The reason why James is so scared about going to San Quentin, of course, is that he's terrified of being raped. And this brings us to Get Hard's other big misfire. When the film premiered at South by Southwest, critics savaged it for its apparent homophobia. During Get Hard, Darnell frightens James with the prospect of being sodomized by a lot of big, strong, mean prisoners if he doesn't toughen up. At first, that means teaching James lessons in "hardness," which can be funny since Darnell himself isn't all that traditionally "hard"—they're both playing dress-up in cultural ideas about what makes someone a badass. But Get Hard gets into dicier terrain when Darnell, frustrated by how soft James is, suggests instead that he, in the parlance of the film, learn how to suck a dick. This kickstarts a would-be comedic sequence in which the two straight men go to a popular gay L.A. hangout so that James can proposition a random stranger (Matt Walsh) and suggest giving him a blowjob.

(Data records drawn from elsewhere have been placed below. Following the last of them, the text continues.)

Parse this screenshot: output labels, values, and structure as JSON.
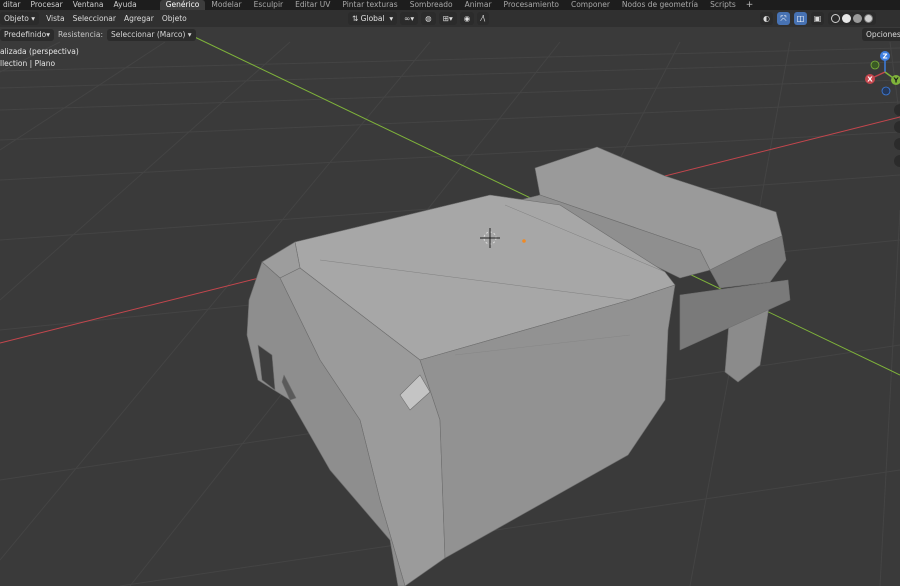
{
  "topbar": {
    "menus": [
      "ditar",
      "Procesar",
      "Ventana",
      "Ayuda"
    ],
    "tabs": [
      {
        "label": "Genérico",
        "active": true
      },
      {
        "label": "Modelar",
        "active": false
      },
      {
        "label": "Esculpir",
        "active": false
      },
      {
        "label": "Editar UV",
        "active": false
      },
      {
        "label": "Pintar texturas",
        "active": false
      },
      {
        "label": "Sombreado",
        "active": false
      },
      {
        "label": "Animar",
        "active": false
      },
      {
        "label": "Procesamiento",
        "active": false
      },
      {
        "label": "Componer",
        "active": false
      },
      {
        "label": "Nodos de geometría",
        "active": false
      },
      {
        "label": "Scripts",
        "active": false
      }
    ],
    "add_tab": "+"
  },
  "header": {
    "mode_label": "Objeto",
    "menus": [
      "Vista",
      "Seleccionar",
      "Agregar",
      "Objeto"
    ],
    "orientation_label": "Global",
    "right_icons": [
      "visibility-icon",
      "gizmo-icon",
      "overlay-icon",
      "xray-icon"
    ],
    "shading_modes": [
      "wireframe",
      "solid",
      "material",
      "rendered"
    ]
  },
  "toolbar": {
    "transform_label": "Predefinido",
    "drag_label": "Resistencia:",
    "select_value": "Seleccionar (Marco)",
    "options_label": "Opciones"
  },
  "viewport": {
    "view_name": "alizada (perspectiva)",
    "collection_info": "llection | Plano",
    "gizmo_axes": [
      "Z",
      "Y",
      "X"
    ]
  },
  "colors": {
    "axis_x": "#c4464d",
    "axis_y": "#7fb33a",
    "axis_z": "#3d7ee0",
    "accent": "#4772b3",
    "mesh": "#9c9c9c"
  }
}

I think it's shortsighted to assume that certain scenarios couldn't possibly be funny. But the problem with Get Hard's gay panic is that it doesn't make a clear enough distinction between the characters' discomfort with homosexuality and the noxious idea that gay sex is objectively worth mocking. Again, if James was a blue-blooded cretin snob, then the joke would be on him, his bigotry shockingly confronted and his uptightness played for laughs. But that's not how it plays in Get Hard. Television shows from the 1990s like Seinfeld ("The Outing") or The Simpsons ("Homer's Phobia") have figured out how to skewer straight people's ignorance in a shorter time frame and with more content restrictions than Get Hard has to face, and yet they're more incisive and funnier than anything Ferrell and his crew manage to produce here.
Everywhere Get Hard goes, it willingly barrels headfirst into racial or gender stereotypes. Darnell's cousin (played by T.I.) has been to prison, and he and his posse live in Crenshaw, one of L.A.'s most notoriously dangerous neighborhoods, which is the film's polite code for he's a "real" black man. But here or elsewhere in the film, like when James inexplicably tries infiltrating a white-supremacist gang so he can be protected in prison, the one-note portrayals don't mock the cultural assumptions but simply perpetuate them.
Even the stars' performances add to the problem. Ferrell, dialing it down from his Anchorman/Talladega Nights brand of boisterous buffoonery, doesn't bring any angle to his lame ol' white guy character, and Hart does his usual incensed-guy-with-Napoleon-complex routine, but without the freshness it once had. They're themselves stereotypes of white and black movie characters, but the filmmakers don't do enough to spoof the clichés they're presenting. Some of our greatest thinkers, Spinal Tap, once observed that it can be such a fine line between stupid and clever. Get Hard dances right past that line and sets up permanent lodging in moronic. That doesn't make the film evil, just unfortunate.
Grierson & Leitch is a regular column about the movies. Follow us on Twitter, @griersonleitch.